However, the order also contains a number of broad exceptions: Libraries, bus stations, malls, offices, grocery stores and religious services such as weddings and funerals are all exempt.
DeWine referred to the three-week school closure as an extended spring break and noted that students should come to school Monday, March 16; the break will begin Tuesday and last until at least April 6.
The break could be extended if the coronavirus is still a significant public health problem at that time.
“We’re going to get through this, but we gotta go through this gauntlet,” DeWine said. “We’ve got to run through this gauntlet, and we want to get through this gauntlet without losing too many of us.”
According to Acton, the Ohio Department of Health now has enough supplies to test 1,200-1,500 people for COVID-19. She had previously stated ODH would reserve tests for the patients at greatest risk, including the elderly and those with existing respiratory problems.
Find more coronavirus/COVID-19 hotlines and resources below:
- Department of Health COVID-19 hotline: 833-4-ASK-ODH
- See ODH’s COVID-19 resources here.
- State COVID-19 hotline: 1-800-722-5725
- See the Cabinet for Health and Family Services coronavirus resource site here.
- SDH Epidemiology Resource Center: (317) 233-7125 or (317) 233-1325 after hours, or e-mail email@example.com
- See more information for coronavirus in Indiana here.
What is coronavirus, COVID-19?
According to the World Health Organization, coronaviruses are "a large family of viruses that cause illness ranging from the common cold to more severe diseases such as Middle East Respiratory Syndrome (MERS-CoV) and Severe Acute Respiratory Syndrome (SARS-CoV).
A novel coronavirus, such as COVID-19, is a new strain that has not been previously identified in humans.
COVID-19 was first identified in December 2019 in Wuhan City, Hubei Province, China and has now been detected in 45 countries across the globe, including in the U.S., according to the CDC.
The CDC reports the initial patients in China have some link to a large seafood and live animal market, indicative of animal-to-person spread.
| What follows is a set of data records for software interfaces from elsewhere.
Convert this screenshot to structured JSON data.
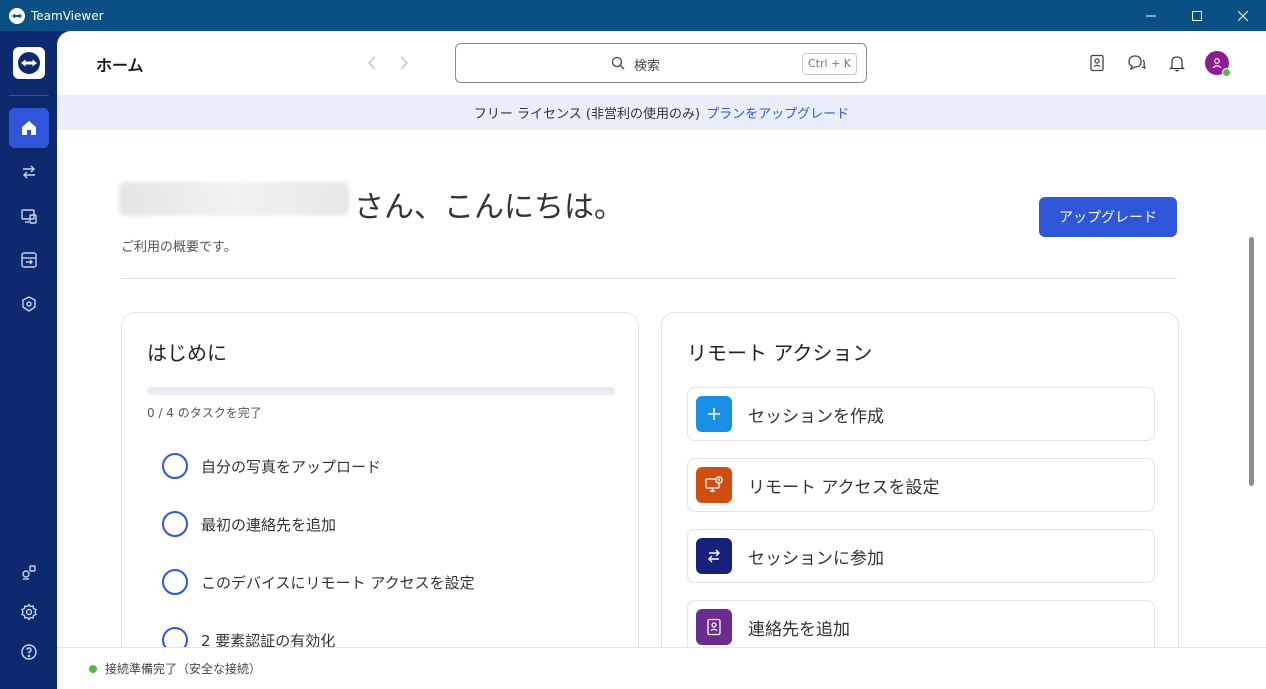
{
  "window": {
    "title": "TeamViewer"
  },
  "colors": {
    "accent": "#2f56d8",
    "sidebar": "#0e2a6e",
    "titlebar": "#0b5085",
    "online": "#56b84a"
  },
  "nav": {
    "items": [
      {
        "name": "home",
        "icon": "home-icon",
        "active": true
      },
      {
        "name": "remote-connect",
        "icon": "swap-arrows-icon",
        "active": false
      },
      {
        "name": "devices",
        "icon": "devices-icon",
        "active": false
      },
      {
        "name": "sessions",
        "icon": "session-icon",
        "active": false
      },
      {
        "name": "security",
        "icon": "shield-icon",
        "active": false
      }
    ],
    "bottom": [
      {
        "name": "integrations",
        "icon": "integrations-icon"
      },
      {
        "name": "settings",
        "icon": "gear-icon"
      },
      {
        "name": "help",
        "icon": "help-icon"
      }
    ]
  },
  "header": {
    "title": "ホーム",
    "search_placeholder": "検索",
    "search_shortcut": "Ctrl + K"
  },
  "banner": {
    "text": "フリー ライセンス (非営利の使用のみ)",
    "link": "プランをアップグレード"
  },
  "greeting": {
    "text": "さん、こんにちは。",
    "subtitle": "ご利用の概要です。",
    "upgrade_button": "アップグレード"
  },
  "getting_started": {
    "title": "はじめに",
    "progress_text": "0 / 4 のタスクを完了",
    "progress": 0,
    "tasks": [
      "自分の写真をアップロード",
      "最初の連絡先を追加",
      "このデバイスにリモート アクセスを設定",
      "2 要素認証の有効化"
    ]
  },
  "remote_actions": {
    "title": "リモート アクション",
    "actions": [
      {
        "label": "セッションを作成",
        "icon": "plus-icon",
        "color": "#1a8fe8"
      },
      {
        "label": "リモート アクセスを設定",
        "icon": "remote-access-icon",
        "color": "#d04e10"
      },
      {
        "label": "セッションに参加",
        "icon": "swap-arrows-icon",
        "color": "#17207a"
      },
      {
        "label": "連絡先を追加",
        "icon": "contact-book-icon",
        "color": "#6b2c8f"
      }
    ]
  },
  "status": {
    "text": "接続準備完了（安全な接続）"
  }
}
A growing number of patients, however, did not report exposure to animal markets, indicating the disease is spreading person-to-person.
What are the symptoms? How does it spread?
Confirmed cases of COVID-19 have ranged from mild symptoms to severe illness and death, according to the CDC. Symptoms can include fever, cough, shortness of breath.
The CDC said symptoms could appear in as few as two days or as long as 14 days after exposure. It is similar to the incubation period for MERS.
Spread of the virus is thought to be mainly from person-to-person. Spread is between people who are in close contact with one another (within about six feet). Spread occurs via respiratory droplets produced when an infected person coughs or sneezes. The droplets can land in the mouths or noses of people who are nearby or possibly be inhaled into the lungs.
According to the CDC, it could be possible for a person to get COVID-19 by touching a surface or object that has the virus on it and then touching their own mouth, nose or possibly their eyes. This is not thought to be the main way the virus spreads, the CDC said.
The disease is most contagious when people are the sickest and showing the most symptoms.